The power transmission sector in India is the most attractive to invest in currently, followed by roads and highways, and renewable energy, according to the Infrastructure Investability Index, prepared by rating agency CRISIL. In its first such report, which tracks, measures, and assesses the development, maturity, and investment attractiveness of infrastructure, CRISIL said India would see an investment of close to Rs 3,000 crore per day in the infrastructure sector, and 56 per cent more than the Rs 37 lakh crore projected spend between FY13 and FY17. “Spending such a magnitude requires an expeditious resolution of the problem of stressed assets in banking, front-ending of bankable projects, comprehensive retooling of public-private partnership frameworks, and deepening of the infrastructure financing ecosystem, which is of tremendous importance,” said Ashu Suyash, managing director and chief executive officer, CRISIL. The report said thermal power generation, power distribution, and the railways needed a lot of facilitation before they could draw in big money. The urban sector, which is the least attractive right now, also needed a lot of attention, it said. For the power sector, the report expressed concern over the increasing stressed assets. “There is 51 gigawatt (Gw) of stressed assets (thermal and gas) because of non-availability of coal/lack of power purchase agreement and another 23 Gw of under-construction projects.

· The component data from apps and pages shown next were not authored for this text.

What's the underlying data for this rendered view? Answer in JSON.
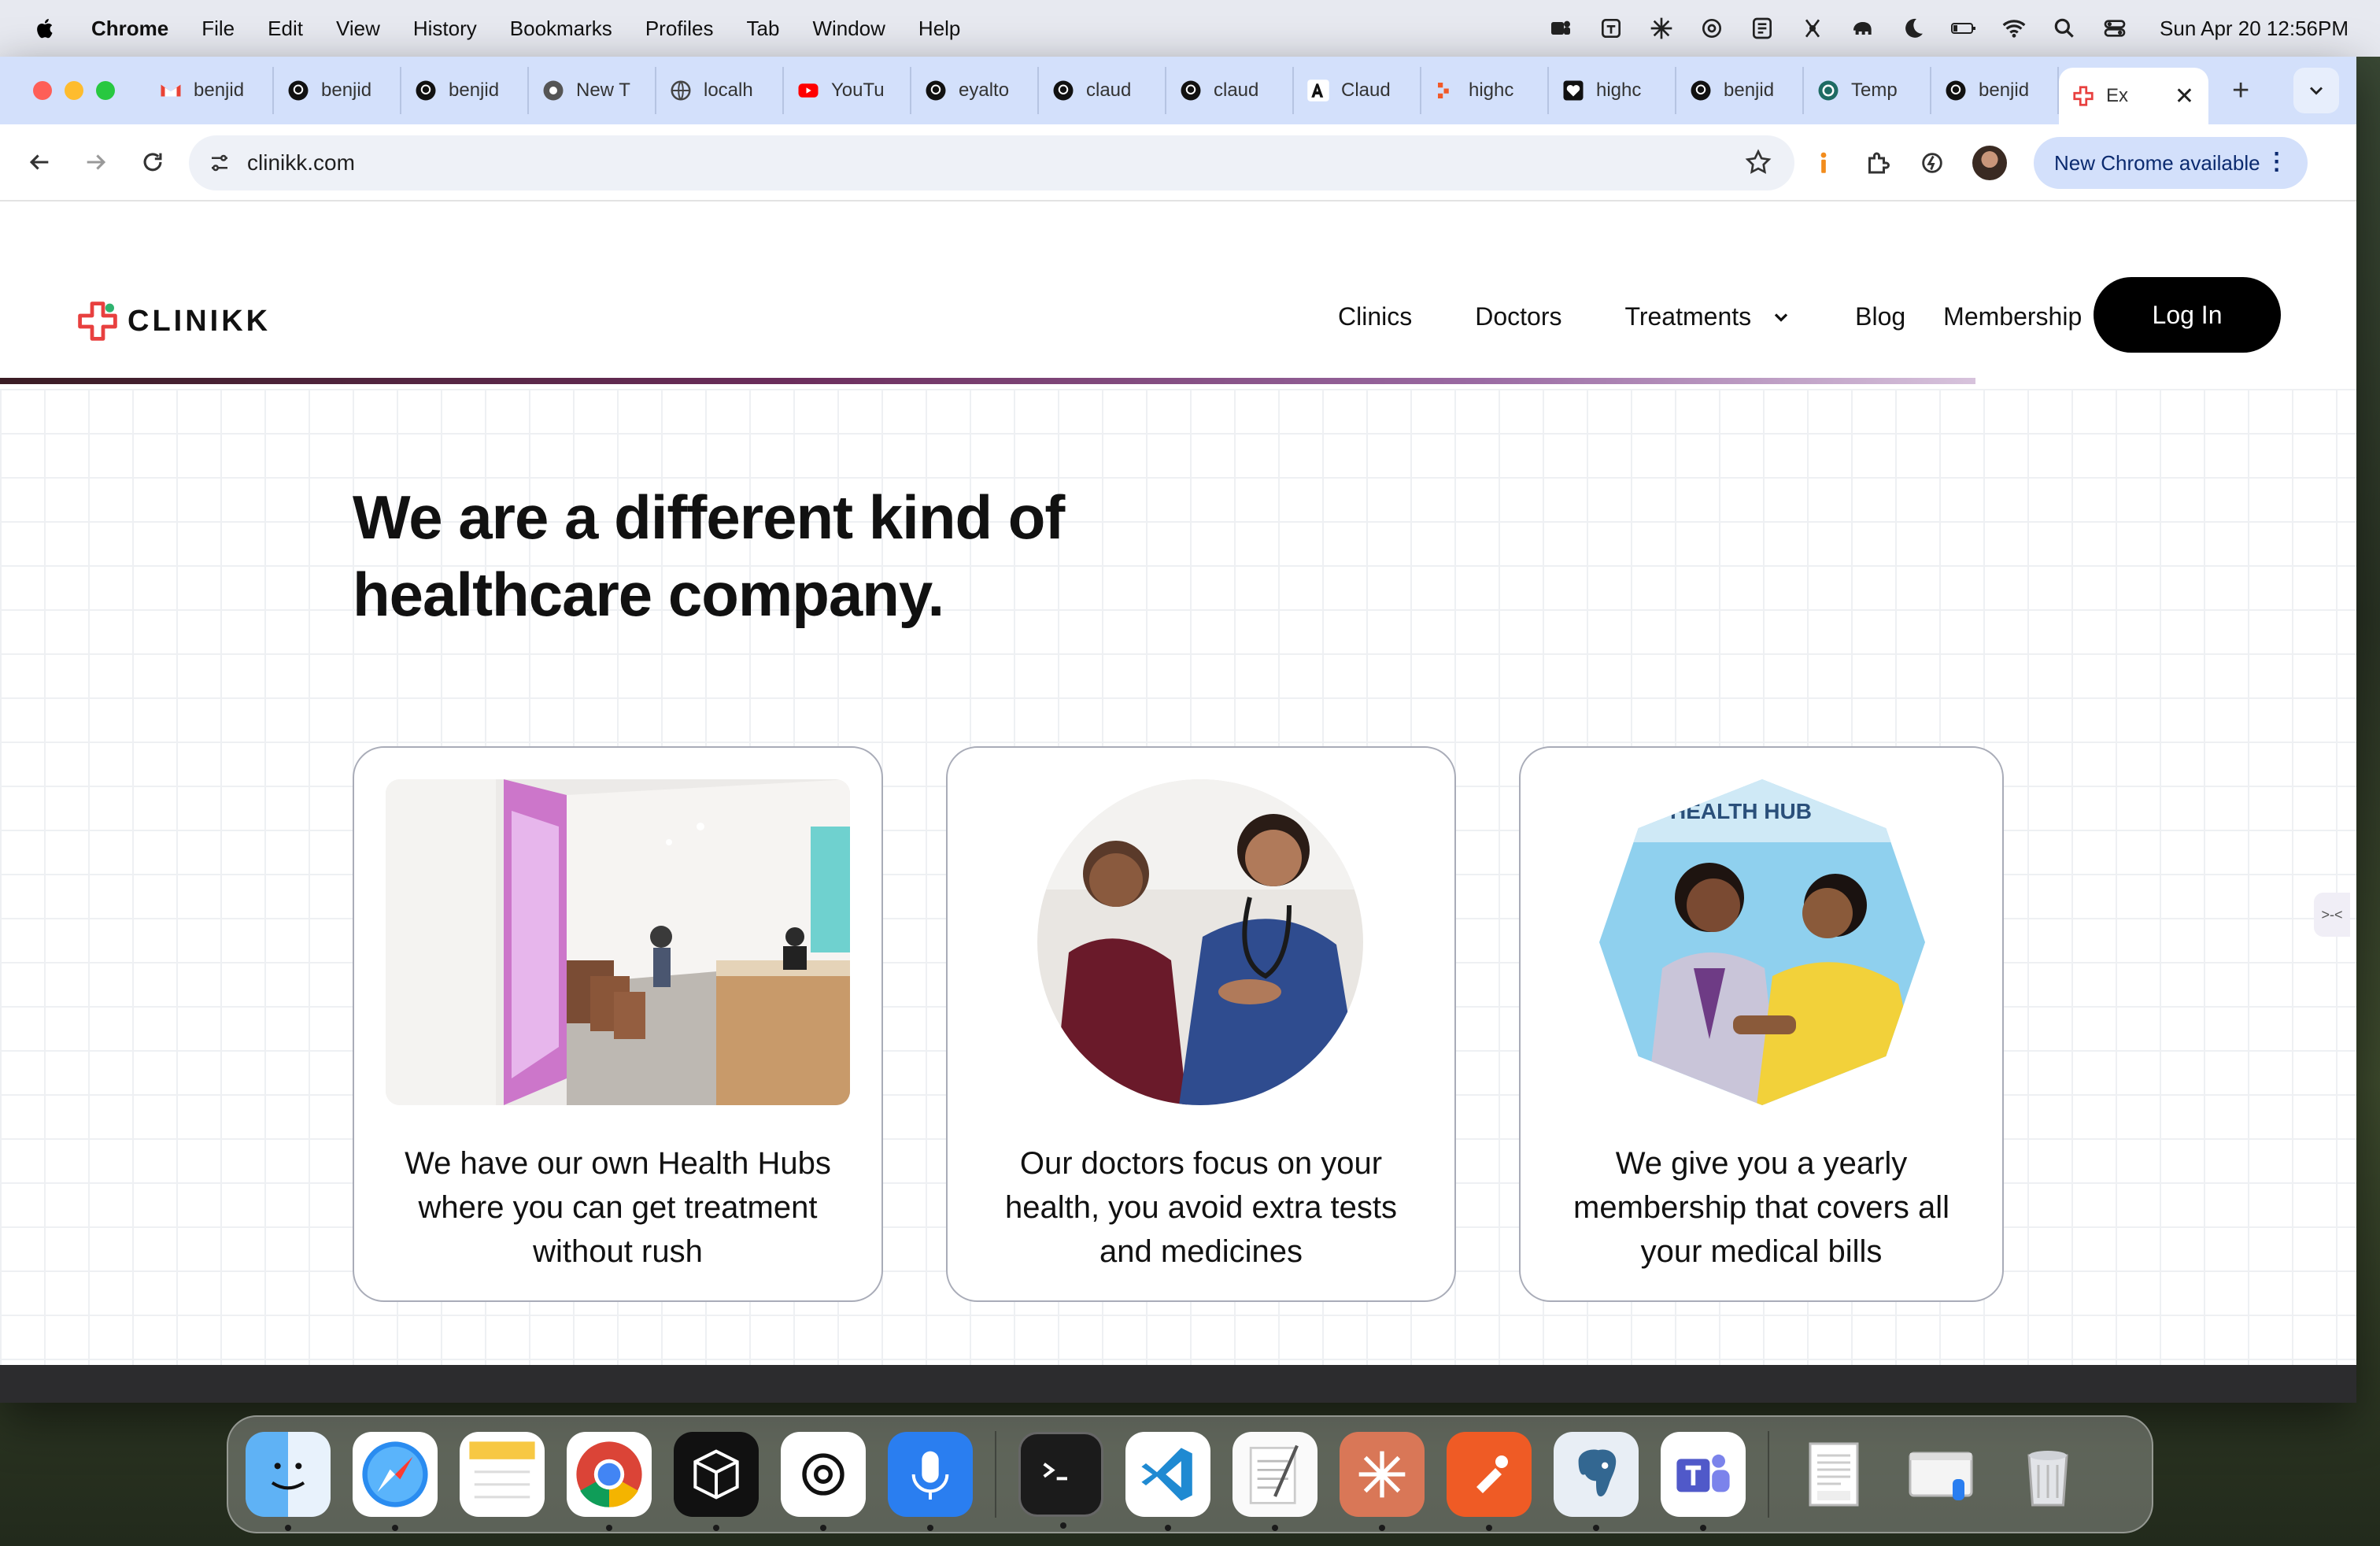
{
  "menubar": {
    "app_name": "Chrome",
    "items": [
      "File",
      "Edit",
      "View",
      "History",
      "Bookmarks",
      "Profiles",
      "Tab",
      "Window",
      "Help"
    ],
    "clock": "Sun Apr 20  12:56PM"
  },
  "tabs": [
    {
      "label": "benjid",
      "icon": "gmail-icon"
    },
    {
      "label": "benjid",
      "icon": "github-icon"
    },
    {
      "label": "benjid",
      "icon": "github-icon"
    },
    {
      "label": "New T",
      "icon": "chrome-icon"
    },
    {
      "label": "localh",
      "icon": "globe-icon"
    },
    {
      "label": "YouTu",
      "icon": "youtube-icon"
    },
    {
      "label": "eyalto",
      "icon": "github-icon"
    },
    {
      "label": "claud",
      "icon": "github-icon"
    },
    {
      "label": "claud",
      "icon": "github-icon"
    },
    {
      "label": "Claud",
      "icon": "anthropic-icon"
    },
    {
      "label": "highc",
      "icon": "highcharts-icon"
    },
    {
      "label": "highc",
      "icon": "heart-icon"
    },
    {
      "label": "benjid",
      "icon": "github-icon"
    },
    {
      "label": "Temp",
      "icon": "template-icon"
    },
    {
      "label": "benjid",
      "icon": "github-icon"
    }
  ],
  "active_tab": {
    "label": "Ex",
    "icon": "clinikk-icon"
  },
  "toolbar": {
    "url": "clinikk.com",
    "update_label": "New Chrome available"
  },
  "site": {
    "logo_text": "CLINIKK",
    "nav": {
      "clinics": "Clinics",
      "doctors": "Doctors",
      "treatments": "Treatments",
      "blog": "Blog",
      "membership": "Membership"
    },
    "login_label": "Log In",
    "headline_line1": "We are a different kind of",
    "headline_line2": "healthcare company.",
    "cards": [
      {
        "caption": "We have our own Health Hubs where you can get treatment without rush"
      },
      {
        "caption": "Our doctors focus on your health, you avoid extra tests and medicines"
      },
      {
        "caption": "We give you a yearly membership that covers all your medical bills"
      }
    ],
    "card3_sign_text": "HEALTH HUB"
  },
  "colors": {
    "brand_accent": "#e8403f",
    "tab_strip": "#d3e0fb",
    "login_button": "#000000"
  }
}
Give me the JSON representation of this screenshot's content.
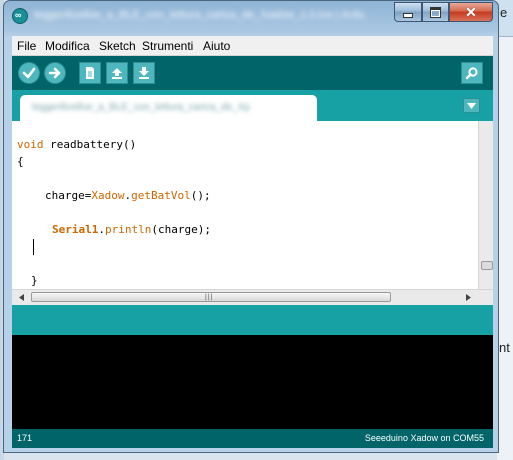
{
  "window": {
    "title": "leggerilivelloe_a_BLE_con_lettura_carica_de_Xadow_1.0.ino | Arduino 1.0.5",
    "active_tab": "leggerilivelloe_a_BLE_con_lettura_carica_de_Xp"
  },
  "menu": {
    "file": "File",
    "edit": "Modifica",
    "sketch": "Sketch",
    "tools": "Strumenti",
    "help": "Aiuto"
  },
  "code": {
    "line1_keyword": "void",
    "line1_rest": " readbattery()",
    "line2": "{",
    "line3_prefix": "charge=",
    "line3_object": "Xadow",
    "line3_dot": ".",
    "line3_method": "getBatVol",
    "line3_suffix": "();",
    "line4_object": "Serial1",
    "line4_dot": ".",
    "line4_method": "println",
    "line4_suffix": "(charge);",
    "line5": "}"
  },
  "status": {
    "line_number": "171",
    "board_port": "Seeeduino Xadow on COM55"
  },
  "background": {
    "right_edge_glyph": "e",
    "right_edge_glyph2": "nt"
  },
  "colors": {
    "teal_dark": "#006468",
    "teal_light": "#17a1a5",
    "keyword_orange": "#cc6600"
  }
}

Thereby, Rs 4 lakh crore of debt is likely to become non-performing asset if prevailing issues are not resolved,” said the report.It also said slippages in the UDAY (Ujwal Discom Assurance Yojana) target would result in significant cash losses for discoms. Apart from reviving hydropower and gas-based power, the report suggested further reforms in power distribution with private franchisees, separating the content and carriage businesses, and tariff hikes based on inflation. Regarding power transmission, the report said that investing $3.5 billion in the green energy corridor by FY22 and the proposed implementation of general network access would boost the prospects of the sector. It, however, expressed concern that slow state-level planning and right-of-way issues could drag down growth.